■ What is required ■
State, as a number alone, how many lines of the data contain the string "JSON".
Start of Block
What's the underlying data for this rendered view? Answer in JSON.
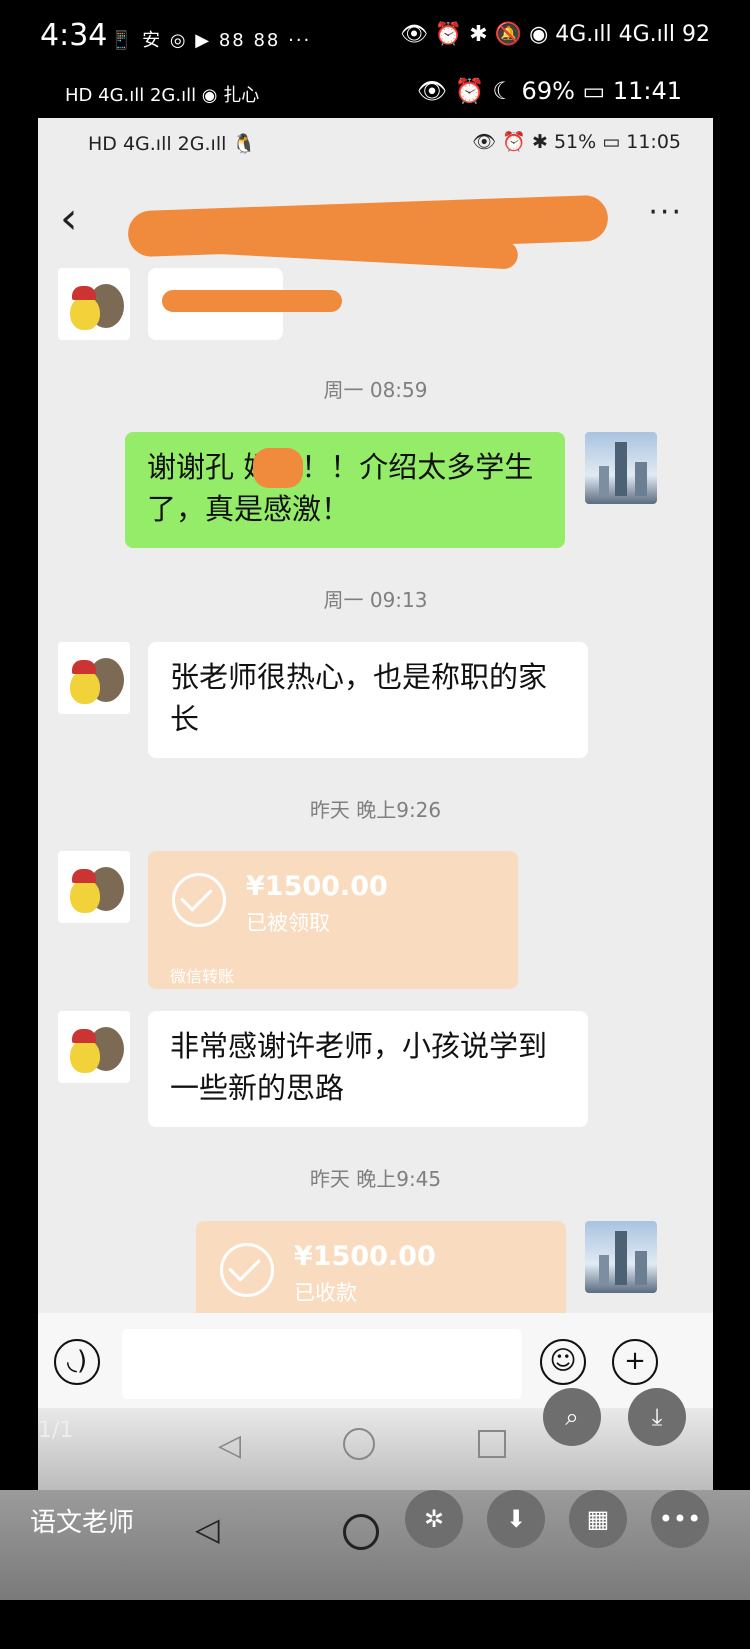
{
  "outer_status_1": {
    "time": "4:34",
    "apps": "📱 安 ◎ ▶ 88 88 ···",
    "right": "👁 ⏰ ✱ 🔕 ◉ 4G.ıll 4G.ıll 92"
  },
  "outer_status_2": {
    "left": "HD 4G.ıll 2G.ıll ◉ 扎心",
    "right": "👁 ⏰ ☾ 69% ▭ 11:41"
  },
  "inner_status": {
    "left": "HD 4G.ıll 2G.ıll 🐧",
    "right": "👁 ⏰ ✱ 51% ▭ 11:05"
  },
  "chat": {
    "back": "‹",
    "more": "···",
    "messages": [
      {
        "side": "left",
        "text": ""
      },
      {
        "timestamp": "周一 08:59"
      },
      {
        "side": "right",
        "text": "谢谢孔      妈妈！！介绍太多学生了，真是感激！"
      },
      {
        "timestamp": "周一 09:13"
      },
      {
        "side": "left",
        "text": "张老师很热心，也是称职的家长"
      },
      {
        "timestamp": "昨天 晚上9:26"
      },
      {
        "side": "left",
        "transfer_amount": "¥1500.00",
        "transfer_status": "已被领取",
        "transfer_footer": "微信转账"
      },
      {
        "side": "left",
        "text": "非常感谢许老师，小孩说学到一些新的思路"
      },
      {
        "timestamp": "昨天 晚上9:45"
      },
      {
        "side": "right",
        "transfer_amount": "¥1500.00",
        "transfer_status": "已收款"
      }
    ]
  },
  "viewer": {
    "page_indicator": "1/1",
    "caption": "语文老师"
  },
  "icons": [
    "voice-icon",
    "emoji-icon",
    "plus-icon",
    "scan-icon",
    "download-icon",
    "share-icon",
    "save-icon",
    "grid-icon",
    "more-icon"
  ]
}
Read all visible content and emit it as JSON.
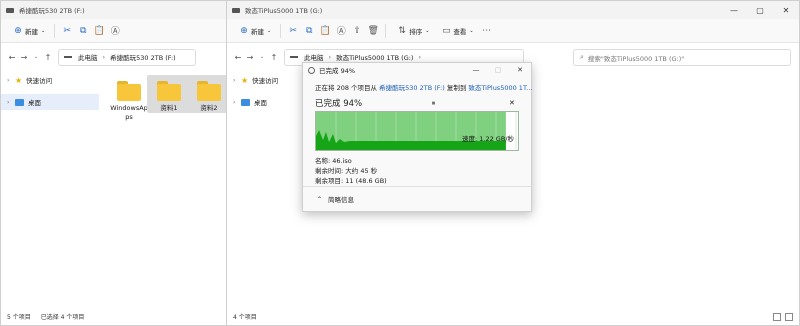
{
  "left_window": {
    "title": "希捷酷玩530 2TB (F:)",
    "toolbar": {
      "new_label": "新建"
    },
    "breadcrumb": [
      "此电脑",
      "希捷酷玩530 2TB (F:)"
    ],
    "sidebar": [
      {
        "label": "快速访问",
        "icon": "star-icon"
      },
      {
        "label": "桌面",
        "icon": "desktop-icon"
      }
    ],
    "files": [
      {
        "name": "WindowsApps",
        "selected": false
      },
      {
        "name": "资料1",
        "selected": true
      },
      {
        "name": "资料2",
        "selected": true
      }
    ],
    "status": {
      "count": "5 个项目",
      "selected": "已选择 4 个项目"
    }
  },
  "right_window": {
    "title": "致态TiPlus5000 1TB (G:)",
    "toolbar": {
      "new_label": "新建",
      "sort_label": "排序",
      "view_label": "查看"
    },
    "breadcrumb": [
      "此电脑",
      "致态TiPlus5000 1TB (G:)"
    ],
    "search_placeholder": "搜索\"致态TiPlus5000 1TB (G:)\"",
    "sidebar": [
      {
        "label": "快速访问",
        "icon": "star-icon"
      },
      {
        "label": "桌面",
        "icon": "desktop-icon"
      }
    ],
    "status": {
      "count": "4 个项目"
    }
  },
  "copy_dialog": {
    "title": "已完成 94%",
    "line_prefix": "正在将 208 个项目从",
    "source": "希捷酷玩530 2TB (F:)",
    "line_mid": "复制到",
    "destination": "致态TiPlus5000 1T...",
    "percent_text": "已完成 94%",
    "progress": 0.94,
    "speed": "速度: 1.22 GB/秒",
    "name": "名称: 46.iso",
    "time_left": "剩余时间: 大约 45 秒",
    "items_left": "剩余项目: 11 (48.6 GB)",
    "less_details": "简略信息",
    "colors": {
      "graph_fill": "#7fd07f",
      "graph_dark": "#16a516",
      "link": "#1a5fb4"
    }
  }
}
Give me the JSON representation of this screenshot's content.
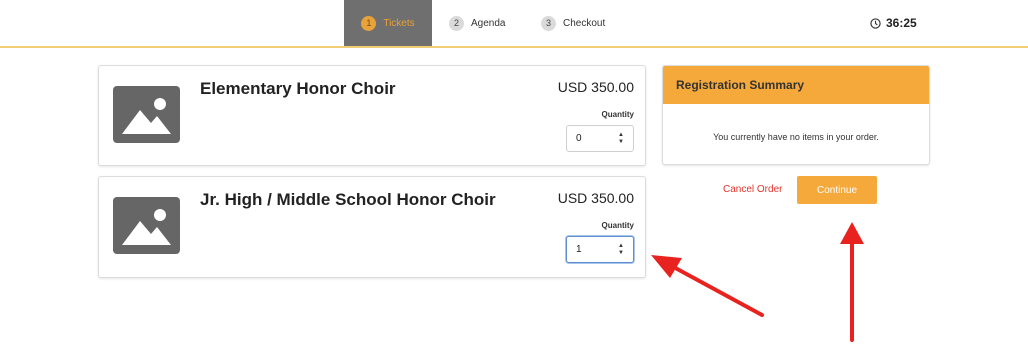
{
  "nav": {
    "steps": [
      {
        "num": "1",
        "label": "Tickets"
      },
      {
        "num": "2",
        "label": "Agenda"
      },
      {
        "num": "3",
        "label": "Checkout"
      }
    ],
    "timer": "36:25"
  },
  "tickets": [
    {
      "title": "Elementary Honor Choir",
      "price": "USD 350.00",
      "qty_label": "Quantity",
      "qty_value": "0"
    },
    {
      "title": "Jr. High / Middle School Honor Choir",
      "price": "USD 350.00",
      "qty_label": "Quantity",
      "qty_value": "1"
    }
  ],
  "summary": {
    "title": "Registration Summary",
    "empty_text": "You currently have no items in your order."
  },
  "actions": {
    "cancel_label": "Cancel Order",
    "continue_label": "Continue"
  },
  "colors": {
    "accent": "#f6a93b",
    "cancel": "#e0352e",
    "annotation_arrow": "#e8231f"
  },
  "icons": [
    "image-placeholder-icon",
    "clock-icon",
    "spinner-up-icon",
    "spinner-down-icon"
  ]
}
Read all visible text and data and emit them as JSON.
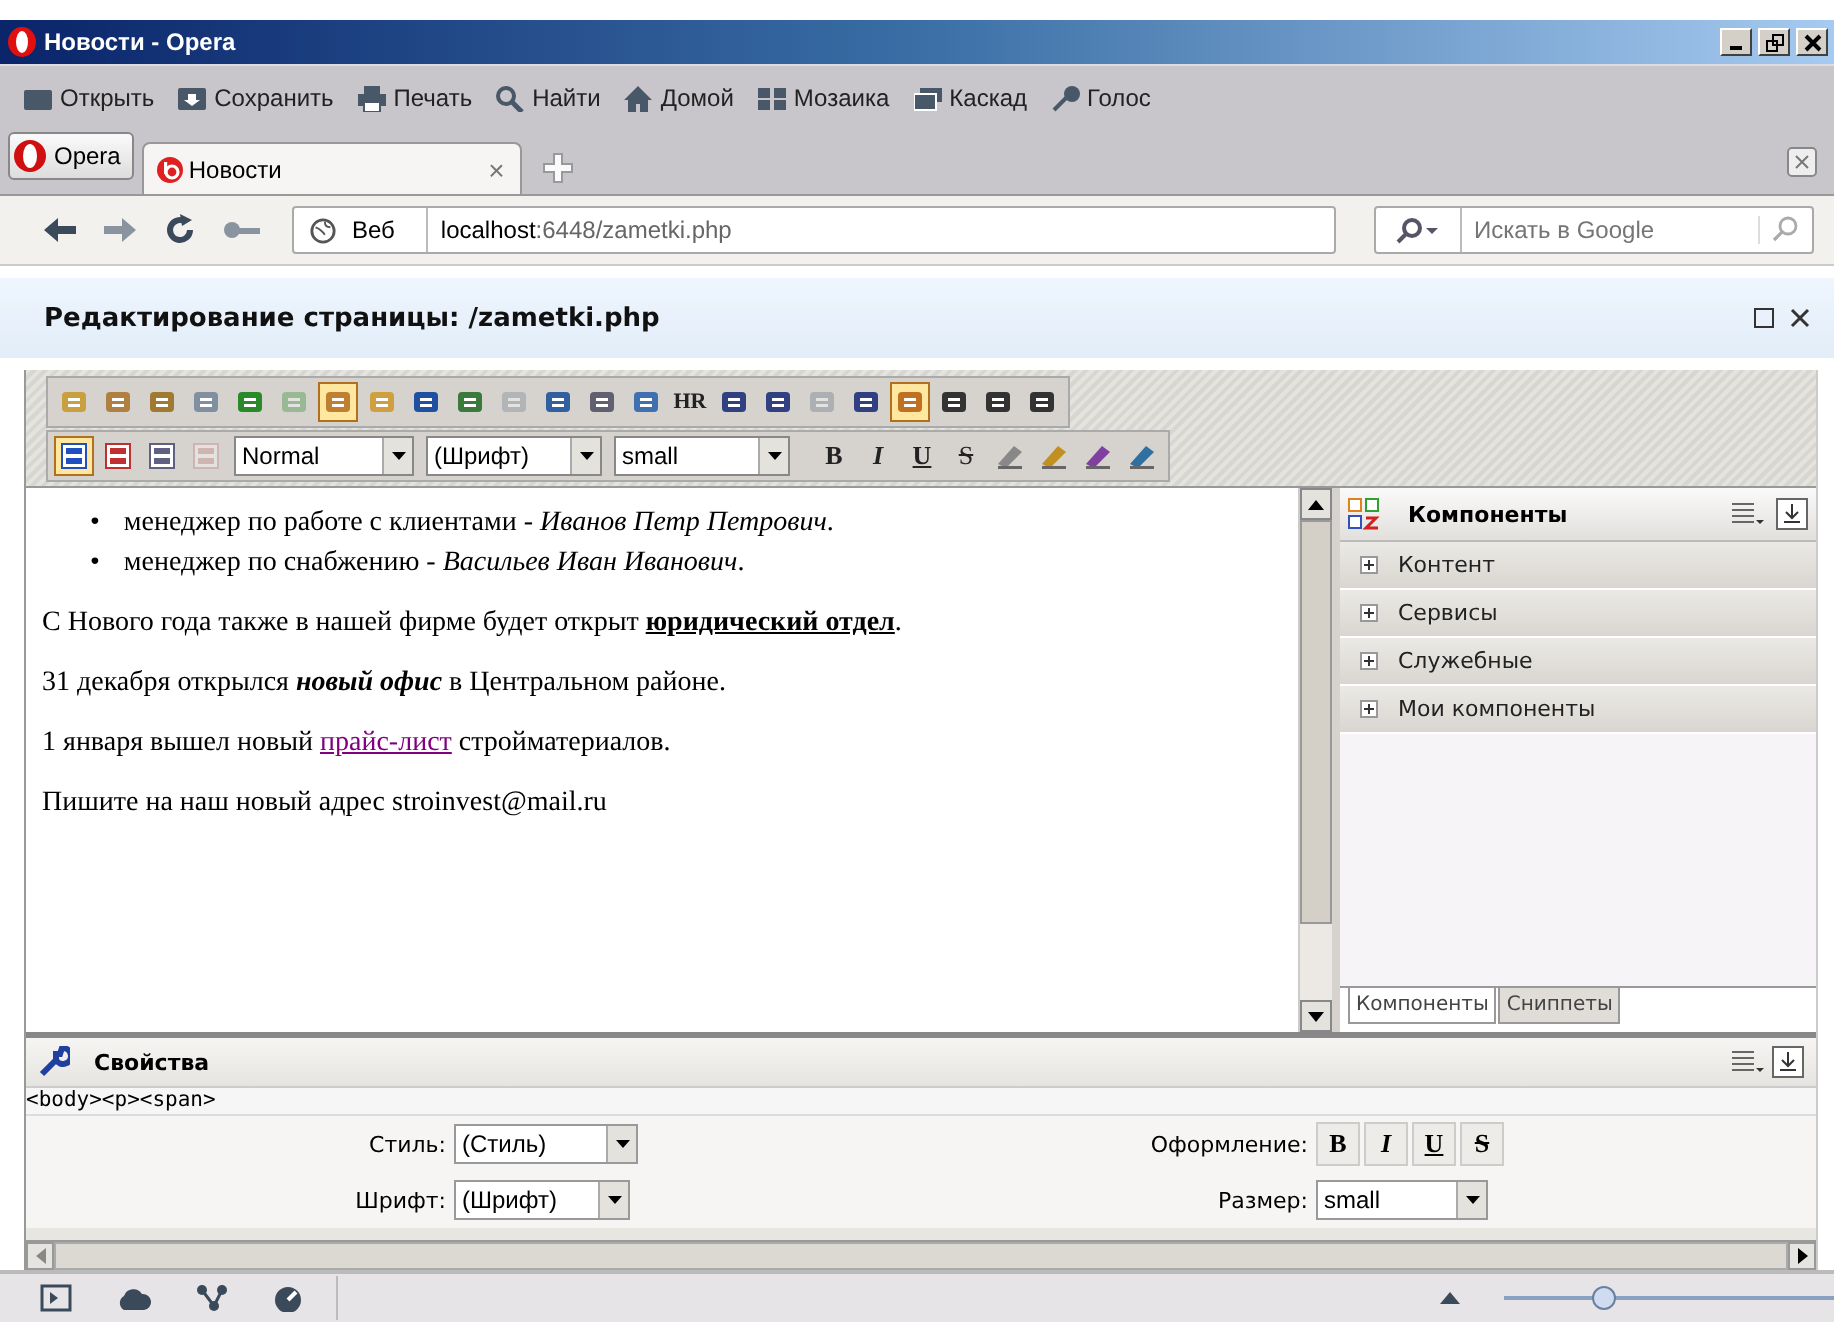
{
  "window": {
    "title": "Новости - Opera"
  },
  "toolbar": [
    {
      "label": "Открыть"
    },
    {
      "label": "Сохранить"
    },
    {
      "label": "Печать"
    },
    {
      "label": "Найти"
    },
    {
      "label": "Домой"
    },
    {
      "label": "Мозаика"
    },
    {
      "label": "Каскад"
    },
    {
      "label": "Голос"
    }
  ],
  "tabs": {
    "menu_label": "Opera",
    "items": [
      {
        "label": "Новости",
        "selected": true,
        "close": "×"
      }
    ]
  },
  "address": {
    "badge": "Веб",
    "url_host": "localhost",
    "url_path": ":6448/zametki.php",
    "search_placeholder": "Искать в Google"
  },
  "page_header": {
    "title": "Редактирование страницы: /zametki.php"
  },
  "editor_toolbar": {
    "row_1": [
      {
        "selected": false,
        "disabled": false
      },
      {
        "selected": false,
        "disabled": false
      },
      {
        "selected": false,
        "disabled": false
      },
      {
        "selected": false,
        "disabled": false
      },
      {
        "selected": false,
        "disabled": false
      },
      {
        "selected": false,
        "disabled": true
      },
      {
        "selected": true,
        "disabled": false
      },
      {
        "selected": false,
        "disabled": false
      },
      {
        "selected": false,
        "disabled": false
      },
      {
        "selected": false,
        "disabled": false
      },
      {
        "selected": false,
        "disabled": true
      },
      {
        "selected": false,
        "disabled": false
      },
      {
        "selected": false,
        "disabled": false
      },
      {
        "selected": false,
        "disabled": false
      },
      {
        "label": "HR",
        "selected": false,
        "disabled": false
      },
      {
        "selected": false,
        "disabled": false
      },
      {
        "selected": false,
        "disabled": false
      },
      {
        "selected": false,
        "disabled": true
      },
      {
        "selected": false,
        "disabled": false
      },
      {
        "selected": true,
        "disabled": false
      },
      {
        "selected": false,
        "disabled": false
      },
      {
        "selected": false,
        "disabled": false
      },
      {
        "selected": false,
        "disabled": false
      }
    ],
    "row_2_start": [
      {
        "selected": true,
        "disabled": false
      },
      {
        "selected": false,
        "disabled": false
      },
      {
        "selected": false,
        "disabled": false
      },
      {
        "selected": false,
        "disabled": true
      }
    ],
    "dropdowns": [
      "Normal",
      "(Шрифт)",
      "small"
    ],
    "row_2_end": [
      {
        "label": "B",
        "selected": false,
        "disabled": false
      },
      {
        "label": "I",
        "selected": false,
        "disabled": false
      },
      {
        "label": "U",
        "selected": false,
        "disabled": false
      },
      {
        "label": "S",
        "selected": false,
        "disabled": false
      },
      {
        "selected": false,
        "disabled": false
      },
      {
        "selected": false,
        "disabled": false
      },
      {
        "selected": false,
        "disabled": false
      },
      {
        "selected": false,
        "disabled": false
      }
    ]
  },
  "content": {
    "list_items": [
      {
        "marker": "•",
        "text": "менеджер по работе с клиентами - *Иванов Петр Петрович*."
      },
      {
        "marker": "•",
        "text": "менеджер по снабжению - *Васильев Иван Иванович*."
      }
    ],
    "paragraphs": [
      [
        {
          "kind": "plain",
          "text": "С Нового года также в нашей фирме будет открыт "
        },
        {
          "kind": "bold-underline",
          "text": "юридический отдел"
        },
        {
          "kind": "plain",
          "text": "."
        }
      ],
      [
        {
          "kind": "plain",
          "text": "31 декабря открылся "
        },
        {
          "kind": "bold-italic",
          "text": "новый офис"
        },
        {
          "kind": "plain",
          "text": " в Центральном районе."
        }
      ],
      [
        {
          "kind": "plain",
          "text": "1 января вышел новый "
        },
        {
          "kind": "link",
          "text": "прайс-лист"
        },
        {
          "kind": "plain",
          "text": " стройматериалов."
        }
      ],
      [
        {
          "kind": "plain",
          "text": "Пишите на наш новый адрес stroinvest@mail.ru"
        }
      ]
    ]
  },
  "components_panel": {
    "title": "Компоненты",
    "items": [
      {
        "label": "Контент",
        "expanded": false
      },
      {
        "label": "Сервисы",
        "expanded": false
      },
      {
        "label": "Служебные",
        "expanded": false
      },
      {
        "label": "Мои компоненты",
        "expanded": false
      }
    ],
    "tabs": [
      {
        "label": "Компоненты",
        "selected": true
      },
      {
        "label": "Сниппеты",
        "selected": false
      }
    ]
  },
  "properties": {
    "title": "Свойства",
    "path": "<body><p><span>",
    "style_label": "Стиль:",
    "style_value": "(Стиль)",
    "font_label": "Шрифт:",
    "font_value": "(Шрифт)",
    "format_label": "Оформление:",
    "format_buttons": [
      "B",
      "I",
      "U",
      "S"
    ],
    "size_label": "Размер:",
    "size_value": "small"
  },
  "status_bar": {
    "zoom_slider": {
      "level": 0.3
    }
  }
}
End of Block
■ Written answer ■
4